=== TO DO ===
Reproduce the whole listing that follows, exactly as it stands.
[Opening EXERCISE MATERIAL section]
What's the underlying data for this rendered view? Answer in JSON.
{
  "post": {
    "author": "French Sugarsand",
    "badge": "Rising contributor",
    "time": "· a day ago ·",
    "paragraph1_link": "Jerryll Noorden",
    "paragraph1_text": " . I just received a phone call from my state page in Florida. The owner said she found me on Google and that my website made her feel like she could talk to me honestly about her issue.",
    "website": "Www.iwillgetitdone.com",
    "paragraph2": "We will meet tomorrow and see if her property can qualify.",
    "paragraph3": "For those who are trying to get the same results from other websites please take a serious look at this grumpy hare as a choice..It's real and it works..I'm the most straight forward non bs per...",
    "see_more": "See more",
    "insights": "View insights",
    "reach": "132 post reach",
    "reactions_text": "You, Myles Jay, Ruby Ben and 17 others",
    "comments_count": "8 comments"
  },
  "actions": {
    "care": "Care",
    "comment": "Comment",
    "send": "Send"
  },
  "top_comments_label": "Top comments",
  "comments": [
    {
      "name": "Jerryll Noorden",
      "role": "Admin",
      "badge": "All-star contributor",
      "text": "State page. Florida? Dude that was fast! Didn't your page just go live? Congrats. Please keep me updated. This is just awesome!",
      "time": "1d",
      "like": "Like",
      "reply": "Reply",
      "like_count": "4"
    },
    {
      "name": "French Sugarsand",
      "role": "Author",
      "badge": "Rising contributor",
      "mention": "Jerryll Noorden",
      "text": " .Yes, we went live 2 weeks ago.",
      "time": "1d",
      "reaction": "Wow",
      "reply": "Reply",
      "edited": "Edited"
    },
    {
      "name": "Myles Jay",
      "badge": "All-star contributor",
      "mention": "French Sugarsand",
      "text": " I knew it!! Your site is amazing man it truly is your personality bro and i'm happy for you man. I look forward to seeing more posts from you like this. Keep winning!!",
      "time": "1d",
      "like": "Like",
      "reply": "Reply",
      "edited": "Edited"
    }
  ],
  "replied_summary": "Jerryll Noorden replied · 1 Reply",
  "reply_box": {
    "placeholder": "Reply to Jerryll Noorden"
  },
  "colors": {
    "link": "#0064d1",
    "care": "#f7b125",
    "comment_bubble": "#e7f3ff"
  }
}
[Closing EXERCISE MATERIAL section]
=== REPLY TO THE EXERCISE ===
What's the underlying data for this rendered view? Answer in JSON.
{
  "post": {
    "author": "French Sugarsand",
    "badge": "Rising contributor",
    "time": "· a day ago ·",
    "paragraph1_link": "Jerryll Noorden",
    "paragraph1_text": " . I just received a phone call from my state page in Florida. The owner said she found me on Google and that my website made her feel like she could talk to me honestly about her issue.",
    "website": "Www.iwillgetitdone.com",
    "paragraph2": "We will meet tomorrow and see if her property can qualify.",
    "paragraph3": "For those who are trying to get the same results from other websites please take a serious look at this grumpy hare as a choice..It's real and it works..I'm the most straight forward non bs per...",
    "see_more": "See more",
    "insights": "View insights",
    "reach": "132 post reach",
    "reactions_text": "You, Myles Jay, Ruby Ben and 17 others",
    "comments_count": "8 comments"
  },
  "actions": {
    "care": "Care",
    "comment": "Comment",
    "send": "Send"
  },
  "top_comments_label": "Top comments",
  "comments": [
    {
      "name": "Jerryll Noorden",
      "role": "Admin",
      "badge": "All-star contributor",
      "text": "State page. Florida? Dude that was fast! Didn't your page just go live? Congrats. Please keep me updated. This is just awesome!",
      "time": "1d",
      "like": "Like",
      "reply": "Reply",
      "like_count": "4"
    },
    {
      "name": "French Sugarsand",
      "role": "Author",
      "badge": "Rising contributor",
      "mention": "Jerryll Noorden",
      "text": " .Yes, we went live 2 weeks ago.",
      "time": "1d",
      "reaction": "Wow",
      "reply": "Reply",
      "edited": "Edited"
    },
    {
      "name": "Myles Jay",
      "badge": "All-star contributor",
      "mention": "French Sugarsand",
      "text": " I knew it!! Your site is amazing man it truly is your personality bro and i'm happy for you man. I look forward to seeing more posts from you like this. Keep winning!!",
      "time": "1d",
      "like": "Like",
      "reply": "Reply",
      "edited": "Edited"
    }
  ],
  "replied_summary": "Jerryll Noorden replied · 1 Reply",
  "reply_box": {
    "placeholder": "Reply to Jerryll Noorden"
  },
  "colors": {
    "link": "#0064d1",
    "care": "#f7b125",
    "comment_bubble": "#e7f3ff"
  }
}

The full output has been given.